What exactly is a nap?

Well according to Wikipedia, a nap is a short period of sleep, typically taken during daylight hours as an adjunct to the usual nocturnal sleep period. Naps are most often taken as a response to drowsiness during waking hours. Naps for so long have almost been considered as a ‘lazy’ thing to do, however their is plenty of research to suggest that someone who regularly takes a nap will reap the benefits including a reduction in risk of cardiovascular disease, diabetes, stroke and heart attack. In one study of 23,681 Greek men over six years, the participants who napped three times per week had a 37% lower risk of dying from heart disease. Not to mention a host of other positive outcomes that might occur from regular napping.

Naps and the athlete

While there is considerable data available related to the amount of sleep obtained by adults in the general population, surprisingly up until recently there has been few published data related to the amount of sleep obtained by elite athletes. This appears to be a considerable oversight given that sleep is generally recognised as being an essential component of preparation for, and recovery from high-intensity training.

Enter Nick Littlehales, Nick is one of the world’s pioneering sports sleep coaches. Based in Nottingham, England, Nick has consulted to the likes of British Cycling, two-time Tour de France winning Team Sky, power house soccer clubs Manchester United and Real Madrid as well as in Olympic rowing, sailing, track and field and boxing teams.  It’s Littlehales work with Real Madrid, and in particular with their £85 million pound signing Gareth Bale, that has brought sleep and sporting performance fully into the limelight. A recent report from the BBC titled ‘How Gareth Bale and Real Madrid sleep their way to the top’ details the ways in which a lack of sleep can impact an elite level athlete, as sleep is a key part of recovery.

soccer players should napReal Madrid’s relentless pursuit of marginal gains like many clubs dining at the top table of European football turns to technology, purpose-built facilities and, believe it or not, sleep experts to recharge their multi-million pound assets and gain that all competitive advantage. Littlehales inspected the sleeping arrangements at the club’s training complex to set up what he termed the ideal ‘sleep environment’ – this includes the room temperature lighting, air quality, duvet-type and mattresses.

In working with Gareth Bale, Nick quickly got to work on Gareth’s sleeping habits and making the necessary adjustments to his daily routine.

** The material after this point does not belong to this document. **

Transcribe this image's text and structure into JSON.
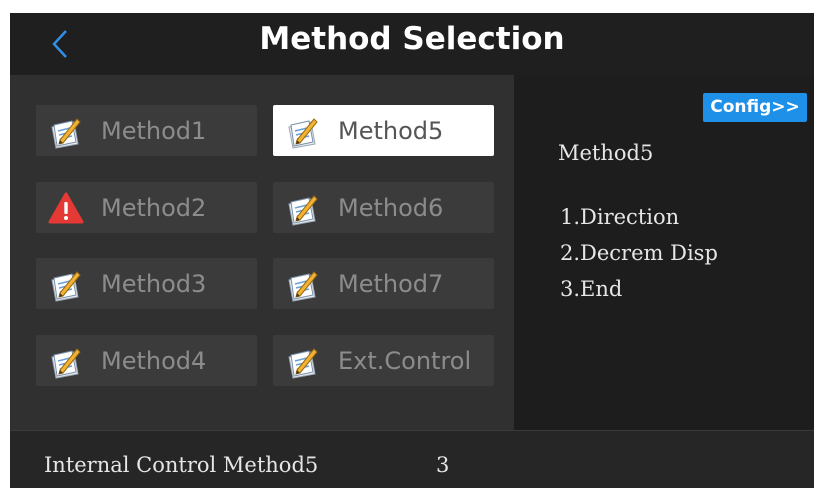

“He identifies with being an owl – he hates the mornings. He’s also got a young child, which can have an effect on sleep” Nick Littlehales

Littlehales worked with Bale on ways in which he could maximize his sleep environment and his advice on that included regular naps. Bale’s biological clock – or circadian rhythm to give it its proper title – means he naturally falls asleep and wakes up at later times, leaving his energy levels at their lowest early in the morning, before peaking in the afternoon. In recommending naps it appeared to pay dividends as Bale has scored late goals in both the Copa del Rey and Champions League finals that season.

Further research of naps and sporting performance concurs with Littlehales. A recent investigation into the effects of a lunchtime nap on sprint performance following partial sleep deprivation (4 h of sleep) discovered that following a 30-min nap, 20 m sprint performance was increased, alertness increased, and sleepiness decreased when compared with the no-nap trial. Sleep supplementation (in the form of napping) has also been shown to have a positive influence on cognitive tasks following a night of sleep deprivation (2 hours). Naps can significantly reduce sleepiness and be beneficial when learning skills, strategy or tactics. Napping could also be beneficial for athletes who have to routinely wake early for training, competition or travel and those experiencing sleep deprivation.

So what effect does sleep, and in particular naps, have on your heart rate variability (HRV) measurement?  Firstly, there is no question that quality sleep is one of the, if not the best and cheapest sports enhancement aid by far. If you read our Tuesday Tip piece last week you would have seen that in the 20-30 minutes after falling asleep, which includes a period of deep as well as light sleep, results in a raised HRV which is indeed higher and even more stable than when awake.

A recent study by Arnin and Wonsawat (2014) found that a short afternoon catnap of 20 minutes yields mostly stage 2 sleep, which enhances alertness and concentration, elevates mood, and sharpens motor skills. This would suggest a better overall sporting performance could be achieved by napping. Additionally the research suggested to achieve increase alertness on waking from a nap, drinking a cup of coffee before you nap. Caffeine requires 20 or 30 minutes to take effect, so it will kick in just as you’re waking. Naps of up to 45 minutes may also include rapid eye movement (REM) sleep, which enhances creative thinking and boosts sensory processing.


So to sum it up, whether you’re at the top of your game or involved in a sport for the fun of it, getting the most out of your sleep by boosting with a short nap could be a great way to improve your performance. Sleep will help you on the road to good fitness, good eating, and good health. What better excuse do you need to catch a nap this afternoon?